The many cameras littering London's downtown are a key focus for the media, which have been asking whether Toronto is up for the enormous task of implementing such a complex system of scrutiny.
In the States, an organization called U.S. HomeGuard is taking a novel approach to this quandary by spreading the task of surveillance amongst diligent home computer users. It is currently seeking funding to provide around-the-clock surveillance of 47,000 "critical infrastructure facilities" like power plants, using web-cams as virtual eyes.
Images will get whisked to home computers around the country, where "spotters" will alert the authorities if they see something "suspicious."
The Internet itself was originally developed (and, yes, funded by Al Gore) as a military tool by scientists at DARPA (Defense Advanced Research Projects Agency), a branch of the U.S. defense department.
Today, the Web is being reclaimed as a weapon in the war on terror: "Let's use technology" says the U.S. HomeGuard site, "to bring the problem of spotting terrorists to where the people already are - at home."

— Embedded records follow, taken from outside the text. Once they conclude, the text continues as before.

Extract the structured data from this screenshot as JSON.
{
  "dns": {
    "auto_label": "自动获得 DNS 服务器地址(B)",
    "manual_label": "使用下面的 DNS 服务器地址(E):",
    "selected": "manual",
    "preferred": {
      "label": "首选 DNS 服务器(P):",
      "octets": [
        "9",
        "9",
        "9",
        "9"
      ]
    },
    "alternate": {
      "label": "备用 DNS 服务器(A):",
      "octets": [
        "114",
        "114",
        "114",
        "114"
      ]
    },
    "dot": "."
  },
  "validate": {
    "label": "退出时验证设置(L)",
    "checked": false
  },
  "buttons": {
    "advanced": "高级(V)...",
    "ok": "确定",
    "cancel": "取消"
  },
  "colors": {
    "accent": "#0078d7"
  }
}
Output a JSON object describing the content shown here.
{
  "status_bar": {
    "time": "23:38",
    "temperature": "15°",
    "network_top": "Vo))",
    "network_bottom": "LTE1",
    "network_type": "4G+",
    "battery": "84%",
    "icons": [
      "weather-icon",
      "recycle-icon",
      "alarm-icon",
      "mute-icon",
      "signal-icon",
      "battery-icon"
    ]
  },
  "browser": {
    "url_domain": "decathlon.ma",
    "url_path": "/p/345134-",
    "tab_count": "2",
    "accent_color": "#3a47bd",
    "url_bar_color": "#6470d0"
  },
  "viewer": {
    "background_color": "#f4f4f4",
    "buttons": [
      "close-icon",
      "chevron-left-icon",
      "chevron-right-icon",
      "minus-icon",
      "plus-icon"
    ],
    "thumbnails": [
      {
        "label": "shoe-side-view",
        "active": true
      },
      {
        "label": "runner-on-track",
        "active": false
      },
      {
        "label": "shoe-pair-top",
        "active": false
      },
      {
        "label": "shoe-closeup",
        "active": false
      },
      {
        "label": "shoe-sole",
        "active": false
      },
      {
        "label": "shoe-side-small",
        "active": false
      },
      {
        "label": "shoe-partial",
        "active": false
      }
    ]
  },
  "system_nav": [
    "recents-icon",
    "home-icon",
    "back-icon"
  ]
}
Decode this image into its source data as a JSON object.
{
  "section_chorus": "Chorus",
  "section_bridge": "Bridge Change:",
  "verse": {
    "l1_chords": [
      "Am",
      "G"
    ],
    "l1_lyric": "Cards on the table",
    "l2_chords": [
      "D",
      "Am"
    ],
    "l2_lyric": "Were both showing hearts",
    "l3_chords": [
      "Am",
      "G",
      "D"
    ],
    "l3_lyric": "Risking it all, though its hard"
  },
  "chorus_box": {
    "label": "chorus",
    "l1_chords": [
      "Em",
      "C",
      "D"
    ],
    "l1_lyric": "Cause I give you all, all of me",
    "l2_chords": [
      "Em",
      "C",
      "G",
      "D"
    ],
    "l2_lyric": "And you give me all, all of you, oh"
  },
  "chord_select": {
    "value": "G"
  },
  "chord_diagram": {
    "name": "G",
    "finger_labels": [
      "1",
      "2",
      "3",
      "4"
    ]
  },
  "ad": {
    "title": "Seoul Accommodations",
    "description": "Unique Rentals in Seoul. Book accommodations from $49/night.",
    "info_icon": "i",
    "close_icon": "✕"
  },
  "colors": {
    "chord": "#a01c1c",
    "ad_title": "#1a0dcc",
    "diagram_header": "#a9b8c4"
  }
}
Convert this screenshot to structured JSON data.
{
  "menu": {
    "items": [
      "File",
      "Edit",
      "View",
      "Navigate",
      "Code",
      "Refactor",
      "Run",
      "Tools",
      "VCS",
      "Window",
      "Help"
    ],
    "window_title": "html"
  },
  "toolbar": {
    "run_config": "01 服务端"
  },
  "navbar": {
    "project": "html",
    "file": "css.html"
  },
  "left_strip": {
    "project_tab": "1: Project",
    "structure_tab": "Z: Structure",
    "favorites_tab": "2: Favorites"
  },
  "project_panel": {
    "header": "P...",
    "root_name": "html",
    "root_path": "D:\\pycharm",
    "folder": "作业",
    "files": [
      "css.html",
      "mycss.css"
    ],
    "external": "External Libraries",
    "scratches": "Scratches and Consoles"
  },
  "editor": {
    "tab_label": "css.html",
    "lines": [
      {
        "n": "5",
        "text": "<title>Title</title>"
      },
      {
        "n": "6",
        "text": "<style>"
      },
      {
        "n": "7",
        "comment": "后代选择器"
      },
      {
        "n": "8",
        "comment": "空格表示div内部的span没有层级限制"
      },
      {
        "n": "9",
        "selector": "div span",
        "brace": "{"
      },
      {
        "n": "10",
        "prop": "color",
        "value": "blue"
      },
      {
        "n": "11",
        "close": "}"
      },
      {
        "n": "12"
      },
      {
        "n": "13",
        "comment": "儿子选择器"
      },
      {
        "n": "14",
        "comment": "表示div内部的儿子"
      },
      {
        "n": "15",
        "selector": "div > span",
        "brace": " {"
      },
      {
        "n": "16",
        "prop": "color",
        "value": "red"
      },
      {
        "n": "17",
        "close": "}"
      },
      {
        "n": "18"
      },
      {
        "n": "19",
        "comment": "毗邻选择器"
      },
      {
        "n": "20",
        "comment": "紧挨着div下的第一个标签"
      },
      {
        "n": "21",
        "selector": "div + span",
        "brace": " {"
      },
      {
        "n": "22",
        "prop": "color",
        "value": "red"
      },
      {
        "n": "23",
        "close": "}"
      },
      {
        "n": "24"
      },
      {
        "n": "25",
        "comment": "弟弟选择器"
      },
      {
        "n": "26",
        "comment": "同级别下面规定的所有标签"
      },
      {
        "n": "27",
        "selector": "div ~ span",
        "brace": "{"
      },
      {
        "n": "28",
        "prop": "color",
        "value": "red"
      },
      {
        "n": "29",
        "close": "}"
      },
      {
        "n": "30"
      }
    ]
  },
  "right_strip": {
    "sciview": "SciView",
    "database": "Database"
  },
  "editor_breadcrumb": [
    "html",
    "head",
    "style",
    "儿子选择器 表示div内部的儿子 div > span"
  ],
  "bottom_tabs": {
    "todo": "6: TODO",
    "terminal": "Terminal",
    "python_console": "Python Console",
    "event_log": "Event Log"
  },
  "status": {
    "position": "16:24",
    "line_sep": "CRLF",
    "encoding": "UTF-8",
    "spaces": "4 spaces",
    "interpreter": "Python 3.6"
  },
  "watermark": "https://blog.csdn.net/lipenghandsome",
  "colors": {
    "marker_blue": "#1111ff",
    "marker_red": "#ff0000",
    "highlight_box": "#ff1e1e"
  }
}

The idea of developing technology to decentralize surveillance, made possible by the nature of the Internet, is quickly being embraced in other spheres as well.
Last year, coalition forces in Tikrit, Iraq, employed a cutting-edge "Darknet" to share information with collaborating NGOs.
You and I are more familiar with early manifestations of Darknets as file-to-file-sharing networks like Napster and Kazaa, but the new versions are made to operate "under" the Internet, using much of the same infrastructure but only available to those with passwords.
So information beamed from cameras and recorders ends up in the hands of a select few.
"Systems like these have the advantage of not being dependent on government-run servers or a single IT department," says Andrew Mahon, director of strategic marketing for Groove Workspace, one of the leaders in Darknet development. (The company gets its name not from the word used by hippies and DJs, but from the idea of a trench in which you can hide things).
Mahon reminds me that after 9/11, "travel essentially stopped and the economy hit a downturn. This created a need for technology that allowed people to work together securely without being in the same place." He admits, though, that although these systems are secure and fast, "there is always vulnerability when humans are involved."
Consumer electronics are also being conscripted into the war on terror. The U.S. HomeGuard site urges citizens to "use your cellphone to take quick and easy pictures of suspicious characters."
Pictures snapped with cellphones capturing the mayhem in London appeared on the front pages of newspapers across Britain in the days following last week's attacks.
The current focus on surveillance will no doubt result in a flurry of inventions south of the border and here in Canada.
Let's make sure we use them responsibly.